**The task**
Every line with "level" in it must be copied from the data.

Dataset content: Begin

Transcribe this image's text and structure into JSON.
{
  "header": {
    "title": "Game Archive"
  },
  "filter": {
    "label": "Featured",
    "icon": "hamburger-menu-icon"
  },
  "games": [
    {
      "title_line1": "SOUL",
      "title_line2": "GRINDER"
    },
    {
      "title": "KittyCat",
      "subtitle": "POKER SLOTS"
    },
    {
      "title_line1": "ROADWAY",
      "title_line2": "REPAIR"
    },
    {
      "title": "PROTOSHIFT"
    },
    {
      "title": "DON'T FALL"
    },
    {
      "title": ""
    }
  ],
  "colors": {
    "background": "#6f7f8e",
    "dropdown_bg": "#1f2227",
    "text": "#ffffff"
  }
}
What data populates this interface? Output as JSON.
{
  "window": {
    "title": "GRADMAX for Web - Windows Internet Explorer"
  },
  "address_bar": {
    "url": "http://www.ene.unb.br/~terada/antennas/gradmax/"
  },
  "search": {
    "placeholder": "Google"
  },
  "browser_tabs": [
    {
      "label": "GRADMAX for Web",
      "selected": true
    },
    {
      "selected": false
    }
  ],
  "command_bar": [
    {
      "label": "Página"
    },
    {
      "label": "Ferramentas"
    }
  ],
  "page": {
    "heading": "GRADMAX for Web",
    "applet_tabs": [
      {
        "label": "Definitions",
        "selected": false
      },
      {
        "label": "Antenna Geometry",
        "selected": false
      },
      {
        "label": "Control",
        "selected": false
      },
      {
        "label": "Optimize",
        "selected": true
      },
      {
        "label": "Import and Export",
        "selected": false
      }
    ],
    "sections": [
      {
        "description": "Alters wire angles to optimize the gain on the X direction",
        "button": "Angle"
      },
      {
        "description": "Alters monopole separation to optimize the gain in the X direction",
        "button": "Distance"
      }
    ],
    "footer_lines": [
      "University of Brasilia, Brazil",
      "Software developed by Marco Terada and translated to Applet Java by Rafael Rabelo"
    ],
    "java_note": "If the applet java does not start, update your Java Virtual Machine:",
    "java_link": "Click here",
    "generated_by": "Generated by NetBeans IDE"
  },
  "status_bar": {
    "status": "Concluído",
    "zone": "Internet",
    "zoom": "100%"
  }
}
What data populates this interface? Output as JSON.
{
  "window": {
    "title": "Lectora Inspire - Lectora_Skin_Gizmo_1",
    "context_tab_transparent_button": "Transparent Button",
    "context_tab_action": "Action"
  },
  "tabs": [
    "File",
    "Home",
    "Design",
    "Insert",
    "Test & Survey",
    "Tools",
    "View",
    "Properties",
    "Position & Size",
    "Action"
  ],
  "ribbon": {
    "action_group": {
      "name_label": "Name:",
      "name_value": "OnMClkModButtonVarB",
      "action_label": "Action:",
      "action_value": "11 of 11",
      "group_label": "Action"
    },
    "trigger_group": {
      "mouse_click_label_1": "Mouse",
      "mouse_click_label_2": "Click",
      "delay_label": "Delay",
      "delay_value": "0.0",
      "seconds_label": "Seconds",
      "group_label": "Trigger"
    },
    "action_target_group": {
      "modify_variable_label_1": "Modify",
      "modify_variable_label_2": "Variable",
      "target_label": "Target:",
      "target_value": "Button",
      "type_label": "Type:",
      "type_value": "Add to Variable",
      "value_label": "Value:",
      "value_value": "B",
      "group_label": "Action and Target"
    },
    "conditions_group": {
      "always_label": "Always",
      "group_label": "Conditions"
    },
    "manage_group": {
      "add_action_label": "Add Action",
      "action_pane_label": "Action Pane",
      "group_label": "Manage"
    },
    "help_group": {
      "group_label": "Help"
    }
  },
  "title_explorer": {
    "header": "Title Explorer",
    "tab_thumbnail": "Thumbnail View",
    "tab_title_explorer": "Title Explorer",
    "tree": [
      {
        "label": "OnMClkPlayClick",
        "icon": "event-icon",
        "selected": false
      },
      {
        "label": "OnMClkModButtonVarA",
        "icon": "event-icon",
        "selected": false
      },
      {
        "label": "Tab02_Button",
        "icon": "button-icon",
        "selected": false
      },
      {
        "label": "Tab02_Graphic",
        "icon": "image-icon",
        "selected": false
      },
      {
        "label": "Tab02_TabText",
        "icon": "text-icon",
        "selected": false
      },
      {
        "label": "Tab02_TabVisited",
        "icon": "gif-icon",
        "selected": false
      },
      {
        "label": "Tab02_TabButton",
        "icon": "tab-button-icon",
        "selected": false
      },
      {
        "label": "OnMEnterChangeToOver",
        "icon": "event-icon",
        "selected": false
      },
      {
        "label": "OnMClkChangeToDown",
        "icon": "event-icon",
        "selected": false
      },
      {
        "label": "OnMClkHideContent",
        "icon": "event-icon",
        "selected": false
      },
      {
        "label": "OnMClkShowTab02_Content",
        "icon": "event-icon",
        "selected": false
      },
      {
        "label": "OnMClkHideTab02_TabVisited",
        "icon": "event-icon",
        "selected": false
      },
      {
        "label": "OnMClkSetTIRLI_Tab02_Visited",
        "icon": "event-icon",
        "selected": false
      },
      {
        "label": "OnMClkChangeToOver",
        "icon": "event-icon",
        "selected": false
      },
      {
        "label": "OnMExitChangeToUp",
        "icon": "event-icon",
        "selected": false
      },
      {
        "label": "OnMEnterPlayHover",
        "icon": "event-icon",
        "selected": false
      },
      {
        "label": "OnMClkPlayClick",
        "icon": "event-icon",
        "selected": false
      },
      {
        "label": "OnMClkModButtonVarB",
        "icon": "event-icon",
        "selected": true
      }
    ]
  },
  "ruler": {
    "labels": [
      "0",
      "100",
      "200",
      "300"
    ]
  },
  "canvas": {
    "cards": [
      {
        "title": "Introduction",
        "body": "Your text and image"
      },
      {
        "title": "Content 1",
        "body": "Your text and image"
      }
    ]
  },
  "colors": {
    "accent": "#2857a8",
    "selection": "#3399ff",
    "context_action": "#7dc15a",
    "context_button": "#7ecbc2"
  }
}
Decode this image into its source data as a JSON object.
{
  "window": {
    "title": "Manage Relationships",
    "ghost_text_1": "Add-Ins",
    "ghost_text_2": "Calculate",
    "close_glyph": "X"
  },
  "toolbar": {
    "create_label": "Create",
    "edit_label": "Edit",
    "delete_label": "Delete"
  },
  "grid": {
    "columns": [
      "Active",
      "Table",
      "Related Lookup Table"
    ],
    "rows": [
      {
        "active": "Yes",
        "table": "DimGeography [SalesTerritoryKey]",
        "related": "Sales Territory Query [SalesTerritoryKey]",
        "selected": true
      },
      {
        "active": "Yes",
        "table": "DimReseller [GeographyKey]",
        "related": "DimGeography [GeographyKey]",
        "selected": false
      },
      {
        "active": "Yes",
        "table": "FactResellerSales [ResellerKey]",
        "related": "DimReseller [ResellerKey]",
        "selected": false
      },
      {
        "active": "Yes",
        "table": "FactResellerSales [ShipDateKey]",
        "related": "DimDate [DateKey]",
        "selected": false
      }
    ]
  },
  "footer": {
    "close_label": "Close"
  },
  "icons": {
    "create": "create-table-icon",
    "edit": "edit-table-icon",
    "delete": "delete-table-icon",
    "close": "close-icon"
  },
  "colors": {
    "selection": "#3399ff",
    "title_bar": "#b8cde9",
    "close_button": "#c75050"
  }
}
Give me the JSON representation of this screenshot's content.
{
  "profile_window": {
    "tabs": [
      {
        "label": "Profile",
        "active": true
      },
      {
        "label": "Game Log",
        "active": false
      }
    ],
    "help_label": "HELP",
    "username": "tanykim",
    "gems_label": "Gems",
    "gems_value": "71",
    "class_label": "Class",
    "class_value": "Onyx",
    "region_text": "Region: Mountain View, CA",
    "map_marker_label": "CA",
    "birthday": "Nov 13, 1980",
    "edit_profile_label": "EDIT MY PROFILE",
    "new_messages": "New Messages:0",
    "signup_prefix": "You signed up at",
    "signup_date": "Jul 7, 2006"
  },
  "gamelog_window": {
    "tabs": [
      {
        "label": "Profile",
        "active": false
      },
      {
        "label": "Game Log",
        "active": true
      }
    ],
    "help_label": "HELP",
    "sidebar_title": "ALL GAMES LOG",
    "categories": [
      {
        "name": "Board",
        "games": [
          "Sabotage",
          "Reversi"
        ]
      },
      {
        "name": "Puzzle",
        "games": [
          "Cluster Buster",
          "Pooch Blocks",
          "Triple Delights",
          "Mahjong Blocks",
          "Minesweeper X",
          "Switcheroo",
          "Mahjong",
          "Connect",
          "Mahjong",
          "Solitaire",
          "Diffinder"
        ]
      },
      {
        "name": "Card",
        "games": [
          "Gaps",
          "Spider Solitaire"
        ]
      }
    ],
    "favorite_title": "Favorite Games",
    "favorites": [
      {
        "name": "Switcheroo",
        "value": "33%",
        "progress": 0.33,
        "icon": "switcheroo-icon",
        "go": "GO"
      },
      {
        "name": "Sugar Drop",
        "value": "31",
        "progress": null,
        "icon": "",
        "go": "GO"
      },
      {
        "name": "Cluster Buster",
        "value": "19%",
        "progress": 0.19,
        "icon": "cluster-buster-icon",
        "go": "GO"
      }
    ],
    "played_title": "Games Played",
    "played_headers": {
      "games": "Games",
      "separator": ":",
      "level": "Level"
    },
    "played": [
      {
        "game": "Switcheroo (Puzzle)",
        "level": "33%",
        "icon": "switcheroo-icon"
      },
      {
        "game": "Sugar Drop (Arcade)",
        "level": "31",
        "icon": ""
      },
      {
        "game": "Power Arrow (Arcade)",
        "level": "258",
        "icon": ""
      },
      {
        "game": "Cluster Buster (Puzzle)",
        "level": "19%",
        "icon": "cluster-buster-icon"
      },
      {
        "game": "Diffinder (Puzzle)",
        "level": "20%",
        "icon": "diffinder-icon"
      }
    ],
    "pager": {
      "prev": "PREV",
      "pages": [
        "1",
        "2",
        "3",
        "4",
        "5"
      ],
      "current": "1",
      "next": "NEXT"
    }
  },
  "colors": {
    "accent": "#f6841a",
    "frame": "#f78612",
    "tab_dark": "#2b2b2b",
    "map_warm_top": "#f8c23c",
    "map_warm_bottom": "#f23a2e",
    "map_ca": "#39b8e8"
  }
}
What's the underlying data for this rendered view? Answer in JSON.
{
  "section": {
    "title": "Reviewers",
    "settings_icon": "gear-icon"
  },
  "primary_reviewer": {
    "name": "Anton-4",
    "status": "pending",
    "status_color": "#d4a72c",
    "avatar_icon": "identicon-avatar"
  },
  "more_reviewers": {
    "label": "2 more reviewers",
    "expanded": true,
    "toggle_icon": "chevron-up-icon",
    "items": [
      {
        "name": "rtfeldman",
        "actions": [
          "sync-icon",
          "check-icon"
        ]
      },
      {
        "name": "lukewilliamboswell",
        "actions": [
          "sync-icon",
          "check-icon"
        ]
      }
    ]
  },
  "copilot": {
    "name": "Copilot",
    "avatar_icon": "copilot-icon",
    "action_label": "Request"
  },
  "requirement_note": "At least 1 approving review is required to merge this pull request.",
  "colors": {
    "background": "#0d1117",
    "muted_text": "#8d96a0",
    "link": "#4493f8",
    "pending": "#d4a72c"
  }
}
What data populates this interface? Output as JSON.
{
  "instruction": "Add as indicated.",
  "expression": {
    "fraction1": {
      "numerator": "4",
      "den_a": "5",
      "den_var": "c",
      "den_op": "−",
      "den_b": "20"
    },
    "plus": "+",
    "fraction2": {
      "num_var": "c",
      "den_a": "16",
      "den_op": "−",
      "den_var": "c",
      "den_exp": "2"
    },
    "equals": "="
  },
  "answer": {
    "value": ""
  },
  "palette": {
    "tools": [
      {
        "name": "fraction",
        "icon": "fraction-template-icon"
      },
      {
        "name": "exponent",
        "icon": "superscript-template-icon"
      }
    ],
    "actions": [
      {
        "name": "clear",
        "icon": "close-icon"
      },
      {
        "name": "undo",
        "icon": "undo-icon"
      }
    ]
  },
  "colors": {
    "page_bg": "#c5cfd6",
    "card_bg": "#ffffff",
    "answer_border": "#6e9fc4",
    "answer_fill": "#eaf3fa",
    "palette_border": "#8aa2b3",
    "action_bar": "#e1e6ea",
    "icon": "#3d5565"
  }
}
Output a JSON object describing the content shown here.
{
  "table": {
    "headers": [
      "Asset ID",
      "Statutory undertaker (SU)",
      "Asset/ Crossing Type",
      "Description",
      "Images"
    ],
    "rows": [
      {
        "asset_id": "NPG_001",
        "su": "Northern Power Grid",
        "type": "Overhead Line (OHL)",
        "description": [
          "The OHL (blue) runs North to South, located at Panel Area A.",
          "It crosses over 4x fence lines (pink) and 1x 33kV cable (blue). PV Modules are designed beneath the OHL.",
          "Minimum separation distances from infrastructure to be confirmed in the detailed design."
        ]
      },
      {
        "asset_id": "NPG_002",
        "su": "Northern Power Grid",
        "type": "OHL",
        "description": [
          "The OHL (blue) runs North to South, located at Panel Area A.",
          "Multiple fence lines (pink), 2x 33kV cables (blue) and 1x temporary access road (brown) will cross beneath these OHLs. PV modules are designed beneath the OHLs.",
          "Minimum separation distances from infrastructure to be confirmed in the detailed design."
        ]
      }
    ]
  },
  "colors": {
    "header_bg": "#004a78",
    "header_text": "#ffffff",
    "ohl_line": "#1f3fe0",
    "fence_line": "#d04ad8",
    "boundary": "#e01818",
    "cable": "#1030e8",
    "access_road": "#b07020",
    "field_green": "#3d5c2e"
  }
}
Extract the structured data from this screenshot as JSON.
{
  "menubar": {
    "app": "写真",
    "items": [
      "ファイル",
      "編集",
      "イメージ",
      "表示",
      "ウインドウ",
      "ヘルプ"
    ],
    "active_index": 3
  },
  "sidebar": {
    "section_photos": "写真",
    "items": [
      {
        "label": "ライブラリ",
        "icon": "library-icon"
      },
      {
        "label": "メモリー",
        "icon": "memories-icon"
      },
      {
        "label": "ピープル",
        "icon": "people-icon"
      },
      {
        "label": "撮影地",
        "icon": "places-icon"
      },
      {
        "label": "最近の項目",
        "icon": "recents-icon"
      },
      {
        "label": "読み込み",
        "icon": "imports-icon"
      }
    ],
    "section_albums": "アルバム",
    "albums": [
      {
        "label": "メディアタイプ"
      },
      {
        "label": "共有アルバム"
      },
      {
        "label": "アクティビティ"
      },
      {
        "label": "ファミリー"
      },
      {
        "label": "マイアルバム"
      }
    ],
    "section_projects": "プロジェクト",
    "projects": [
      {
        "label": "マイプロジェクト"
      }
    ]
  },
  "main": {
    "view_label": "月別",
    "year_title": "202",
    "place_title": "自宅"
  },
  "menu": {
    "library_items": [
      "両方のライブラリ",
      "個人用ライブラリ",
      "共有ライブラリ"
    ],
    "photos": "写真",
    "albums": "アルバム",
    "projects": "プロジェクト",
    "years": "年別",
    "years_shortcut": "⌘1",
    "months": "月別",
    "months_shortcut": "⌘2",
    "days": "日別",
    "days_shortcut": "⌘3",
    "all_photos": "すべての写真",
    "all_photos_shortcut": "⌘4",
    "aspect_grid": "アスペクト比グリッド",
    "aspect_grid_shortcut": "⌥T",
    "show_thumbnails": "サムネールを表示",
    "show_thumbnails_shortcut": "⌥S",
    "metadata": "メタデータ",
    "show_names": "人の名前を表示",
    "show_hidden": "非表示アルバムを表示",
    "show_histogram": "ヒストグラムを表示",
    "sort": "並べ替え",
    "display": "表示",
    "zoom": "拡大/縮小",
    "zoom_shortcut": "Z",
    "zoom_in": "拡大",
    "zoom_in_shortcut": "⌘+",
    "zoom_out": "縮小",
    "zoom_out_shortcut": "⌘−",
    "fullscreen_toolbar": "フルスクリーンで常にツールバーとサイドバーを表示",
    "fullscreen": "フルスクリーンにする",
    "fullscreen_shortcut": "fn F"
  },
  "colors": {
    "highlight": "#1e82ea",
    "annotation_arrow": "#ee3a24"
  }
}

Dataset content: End

**Result for this exercise**
      "level": "Level"
        "level": "33%",
        "level": "31",
        "level": "258",
        "level": "19%",
        "level": "20%",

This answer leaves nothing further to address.